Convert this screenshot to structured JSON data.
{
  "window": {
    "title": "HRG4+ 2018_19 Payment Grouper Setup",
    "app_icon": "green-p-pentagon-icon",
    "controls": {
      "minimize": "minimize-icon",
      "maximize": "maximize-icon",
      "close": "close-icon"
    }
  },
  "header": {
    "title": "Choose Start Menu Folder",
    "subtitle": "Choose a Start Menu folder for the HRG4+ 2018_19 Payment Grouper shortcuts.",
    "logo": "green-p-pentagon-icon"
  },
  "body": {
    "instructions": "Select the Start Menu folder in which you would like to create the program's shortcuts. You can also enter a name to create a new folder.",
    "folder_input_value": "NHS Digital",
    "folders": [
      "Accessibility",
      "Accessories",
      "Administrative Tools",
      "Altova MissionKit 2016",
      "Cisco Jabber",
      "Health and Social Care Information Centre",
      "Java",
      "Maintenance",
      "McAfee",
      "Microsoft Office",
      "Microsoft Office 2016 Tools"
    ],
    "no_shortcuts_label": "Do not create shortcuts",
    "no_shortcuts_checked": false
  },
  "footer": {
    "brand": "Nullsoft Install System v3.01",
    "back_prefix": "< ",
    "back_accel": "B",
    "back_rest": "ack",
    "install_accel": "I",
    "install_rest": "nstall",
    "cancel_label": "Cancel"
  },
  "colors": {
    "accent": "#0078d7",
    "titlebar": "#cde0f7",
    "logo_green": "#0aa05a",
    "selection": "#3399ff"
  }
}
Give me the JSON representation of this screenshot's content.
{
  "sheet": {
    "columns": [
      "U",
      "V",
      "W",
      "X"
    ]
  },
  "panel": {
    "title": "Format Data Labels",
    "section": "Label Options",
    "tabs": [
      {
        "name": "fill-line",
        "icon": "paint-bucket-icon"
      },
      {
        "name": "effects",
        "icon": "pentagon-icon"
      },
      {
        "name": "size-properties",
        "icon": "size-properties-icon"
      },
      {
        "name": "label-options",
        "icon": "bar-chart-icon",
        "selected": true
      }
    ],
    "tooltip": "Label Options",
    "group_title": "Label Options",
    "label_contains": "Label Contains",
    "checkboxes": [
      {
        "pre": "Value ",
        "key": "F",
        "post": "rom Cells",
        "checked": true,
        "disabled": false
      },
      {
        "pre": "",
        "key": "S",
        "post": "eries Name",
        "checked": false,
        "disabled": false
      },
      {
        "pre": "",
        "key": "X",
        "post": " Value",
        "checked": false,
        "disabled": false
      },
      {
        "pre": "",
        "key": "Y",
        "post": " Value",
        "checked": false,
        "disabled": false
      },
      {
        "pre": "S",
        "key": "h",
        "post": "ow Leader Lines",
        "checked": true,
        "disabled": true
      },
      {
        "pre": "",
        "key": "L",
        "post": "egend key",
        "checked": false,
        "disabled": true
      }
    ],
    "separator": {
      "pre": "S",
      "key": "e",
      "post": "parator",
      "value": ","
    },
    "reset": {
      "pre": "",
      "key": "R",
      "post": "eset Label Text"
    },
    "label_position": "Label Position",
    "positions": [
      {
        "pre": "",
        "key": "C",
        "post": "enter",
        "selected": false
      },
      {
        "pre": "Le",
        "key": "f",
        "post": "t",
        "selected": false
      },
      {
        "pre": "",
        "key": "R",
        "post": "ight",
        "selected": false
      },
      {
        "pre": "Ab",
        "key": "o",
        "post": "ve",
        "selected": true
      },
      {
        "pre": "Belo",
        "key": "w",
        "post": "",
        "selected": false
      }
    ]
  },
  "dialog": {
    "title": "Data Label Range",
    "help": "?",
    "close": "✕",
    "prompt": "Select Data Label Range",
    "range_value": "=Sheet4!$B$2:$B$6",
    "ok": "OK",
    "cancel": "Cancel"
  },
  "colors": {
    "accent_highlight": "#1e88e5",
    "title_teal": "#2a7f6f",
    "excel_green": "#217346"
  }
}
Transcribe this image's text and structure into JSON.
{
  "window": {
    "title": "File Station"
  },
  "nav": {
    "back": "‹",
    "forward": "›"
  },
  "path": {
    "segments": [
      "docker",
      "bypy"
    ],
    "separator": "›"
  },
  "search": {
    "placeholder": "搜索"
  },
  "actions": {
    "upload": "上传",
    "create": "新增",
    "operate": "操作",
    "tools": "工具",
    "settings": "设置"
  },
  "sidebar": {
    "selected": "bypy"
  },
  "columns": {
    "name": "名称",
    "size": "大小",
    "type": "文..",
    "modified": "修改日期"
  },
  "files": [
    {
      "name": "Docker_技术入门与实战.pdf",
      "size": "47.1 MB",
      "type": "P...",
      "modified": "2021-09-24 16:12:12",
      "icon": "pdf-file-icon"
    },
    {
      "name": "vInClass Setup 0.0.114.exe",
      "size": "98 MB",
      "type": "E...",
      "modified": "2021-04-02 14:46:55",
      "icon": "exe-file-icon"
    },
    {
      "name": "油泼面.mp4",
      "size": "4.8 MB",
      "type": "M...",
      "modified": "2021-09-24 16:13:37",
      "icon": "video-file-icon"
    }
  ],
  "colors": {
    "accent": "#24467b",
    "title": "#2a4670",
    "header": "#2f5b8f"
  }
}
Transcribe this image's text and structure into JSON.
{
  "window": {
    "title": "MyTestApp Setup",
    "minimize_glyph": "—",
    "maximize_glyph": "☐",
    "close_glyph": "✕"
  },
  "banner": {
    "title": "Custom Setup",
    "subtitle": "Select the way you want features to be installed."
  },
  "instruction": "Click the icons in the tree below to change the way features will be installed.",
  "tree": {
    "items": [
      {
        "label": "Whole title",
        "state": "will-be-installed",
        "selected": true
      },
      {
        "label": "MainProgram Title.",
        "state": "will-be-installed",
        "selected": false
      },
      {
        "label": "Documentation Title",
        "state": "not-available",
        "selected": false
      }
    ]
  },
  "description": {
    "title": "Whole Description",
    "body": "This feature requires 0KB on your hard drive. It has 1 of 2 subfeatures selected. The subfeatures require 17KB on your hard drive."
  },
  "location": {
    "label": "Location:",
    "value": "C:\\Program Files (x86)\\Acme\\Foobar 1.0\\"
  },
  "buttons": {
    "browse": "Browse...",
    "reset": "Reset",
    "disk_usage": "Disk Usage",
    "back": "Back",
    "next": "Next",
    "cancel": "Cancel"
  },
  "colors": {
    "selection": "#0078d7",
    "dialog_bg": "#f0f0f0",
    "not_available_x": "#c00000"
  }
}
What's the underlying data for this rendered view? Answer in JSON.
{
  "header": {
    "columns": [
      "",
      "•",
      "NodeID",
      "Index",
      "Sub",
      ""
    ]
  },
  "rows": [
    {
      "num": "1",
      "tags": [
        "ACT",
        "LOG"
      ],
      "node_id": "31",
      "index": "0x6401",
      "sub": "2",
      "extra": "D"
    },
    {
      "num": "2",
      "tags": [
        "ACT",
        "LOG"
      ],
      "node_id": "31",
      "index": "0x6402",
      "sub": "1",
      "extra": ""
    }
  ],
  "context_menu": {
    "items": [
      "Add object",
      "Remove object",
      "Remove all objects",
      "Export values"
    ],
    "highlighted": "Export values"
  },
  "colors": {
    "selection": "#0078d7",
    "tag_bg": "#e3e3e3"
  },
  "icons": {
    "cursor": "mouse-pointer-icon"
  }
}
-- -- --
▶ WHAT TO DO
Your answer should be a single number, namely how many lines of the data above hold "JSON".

▶ SOLUTION FOR THIS PROBLEM
5